Excessive regulation in the education system has led to a rigid and non-flexible course curriculum, which hampers development of skill sets, the chambers contend. India has one of the largest numbers of universities (311) and colleges (16,000). However, just about 3 million are graduating each year out of 120 million young people in the age group of 17-22 years.
Higher education is accessible to just 1 per cent of the graduates. On the other hand, about 14 per cent of the total students in the US are from India.
According to CII, this is an indicator of the huge supply constraint for quality education in the country. US has also been asking India to relax the norms for FDI to allow American universities to set up base in India.
At present, around 81,000 Indian students, which is the largest from any country, are pursuing higher education in the US.
American universities like Stanford, Harvard and Wharton and the European Business School INSEAD have all shown interest in setting up campuses in India. The Harvard Business School, Stanford and INSEAD are looking at setting up research centres in India.
Placement for these courses is almost 100 per cent with the increase in demand for trained professionals in the financial sector.
For instance, the demand for chartered accountants in the corporate world has shot up with stringent income tax laws, which require compulsory maintenance of accounts by specified categories of taxpayers. It is the same story for courses in stock markets, commodity training and financial planning.
The average salary for the passouts of these courses have shot up by 50 per cent from Rs 2 lakh per annum to up to Rs 4 lakh. In the Institute of Chartered Accountants of India (ICAI), the highest salary that was offered to students in 2006 was Rs 12 lakh.
ICAI churned out 8,000 CAs in 2006, of which 84 per cent have been placed in corporates. This is very unusual considering the fact that CAs, due to lack of lucrative job opportunities, usually start their own independent practice.
According to a recent study by industry chamber Assocham, Japan and Korea also spend less than 0.40 per cent of their GDP on higher education but 80 per cent of their students seek higher education through non-subsidised private educational institutions.
In India, higher education is highly subsidised and this is one of the reasons that its quality of higher education is often questioned overseas, according to Assocham.
While India attracts only 15,000 to 18,000 foreign students for higher education every year, China hosts more than 1,40,000 foreign students. Singapore and Malaysia attract over 70,000 and 30,000 foreign students respectively for their higher education each year.

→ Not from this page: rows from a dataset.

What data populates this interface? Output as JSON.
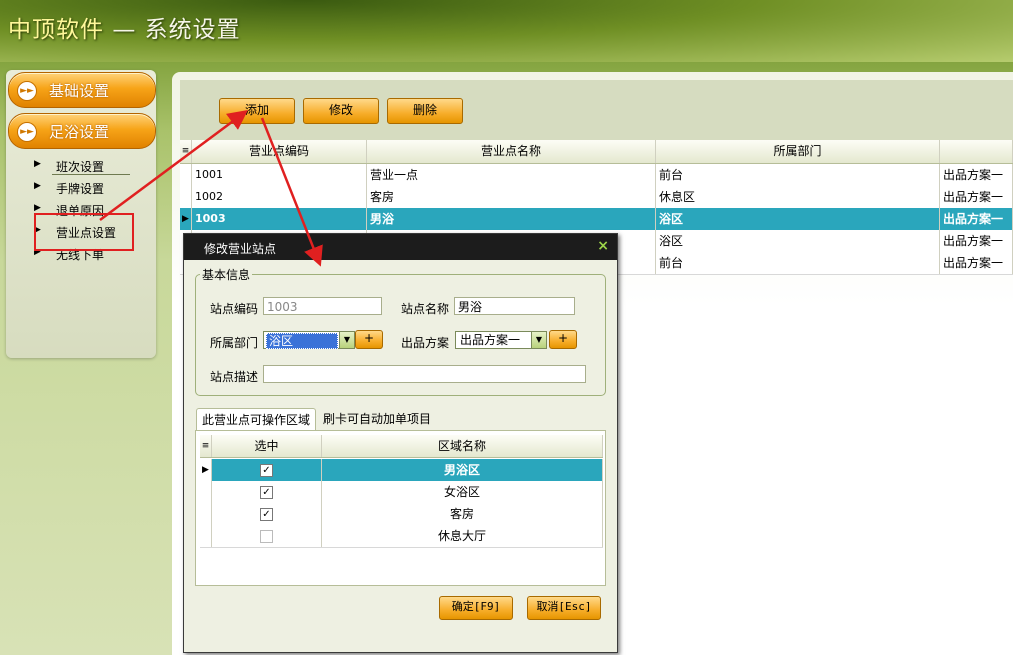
{
  "header": {
    "brand": "中顶软件",
    "separator": "—",
    "section": "系统设置"
  },
  "sidebar": {
    "groups": [
      {
        "label": "基础设置"
      },
      {
        "label": "足浴设置"
      }
    ],
    "items": [
      {
        "label": "班次设置"
      },
      {
        "label": "手牌设置"
      },
      {
        "label": "退单原因"
      },
      {
        "label": "营业点设置"
      },
      {
        "label": "无线下单"
      }
    ]
  },
  "toolbar": {
    "add_label": "添加",
    "edit_label": "修改",
    "delete_label": "删除"
  },
  "table": {
    "columns": [
      "营业点编码",
      "营业点名称",
      "所属部门",
      ""
    ],
    "rows": [
      {
        "code": "1001",
        "name": "营业一点",
        "dept": "前台",
        "plan": "出品方案一"
      },
      {
        "code": "1002",
        "name": "客房",
        "dept": "休息区",
        "plan": "出品方案一"
      },
      {
        "code": "1003",
        "name": "男浴",
        "dept": "浴区",
        "plan": "出品方案一"
      },
      {
        "code": "",
        "name": "",
        "dept": "浴区",
        "plan": "出品方案一"
      },
      {
        "code": "",
        "name": "",
        "dept": "前台",
        "plan": "出品方案一"
      }
    ]
  },
  "dialog": {
    "title": "修改营业站点",
    "close": "×",
    "fieldset_legend": "基本信息",
    "fields": {
      "code_label": "站点编码",
      "code_value": "1003",
      "name_label": "站点名称",
      "name_value": "男浴",
      "dept_label": "所属部门",
      "dept_value": "浴区",
      "plan_label": "出品方案",
      "plan_value": "出品方案一",
      "desc_label": "站点描述",
      "desc_value": "",
      "plus": "+"
    },
    "tabs": [
      {
        "label": "此营业点可操作区域"
      },
      {
        "label": "刷卡可自动加单项目"
      }
    ],
    "area_grid": {
      "columns": [
        "选中",
        "区域名称"
      ],
      "rows": [
        {
          "checked": true,
          "name": "男浴区"
        },
        {
          "checked": true,
          "name": "女浴区"
        },
        {
          "checked": true,
          "name": "客房"
        },
        {
          "checked": false,
          "name": "休息大厅"
        }
      ]
    },
    "ok_label": "确定[F9]",
    "cancel_label": "取消[Esc]"
  },
  "colors": {
    "accent": "#f7a418",
    "selected_row": "#2aa6bc",
    "annotation": "#e02020"
  }
}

As a result of their higher GDP spending on higher education, Singapore, Malaysia and China have emerged as global players in the cross-border higher education, thereby attracting many reputed universities and hosting a large pool of globally mobile students.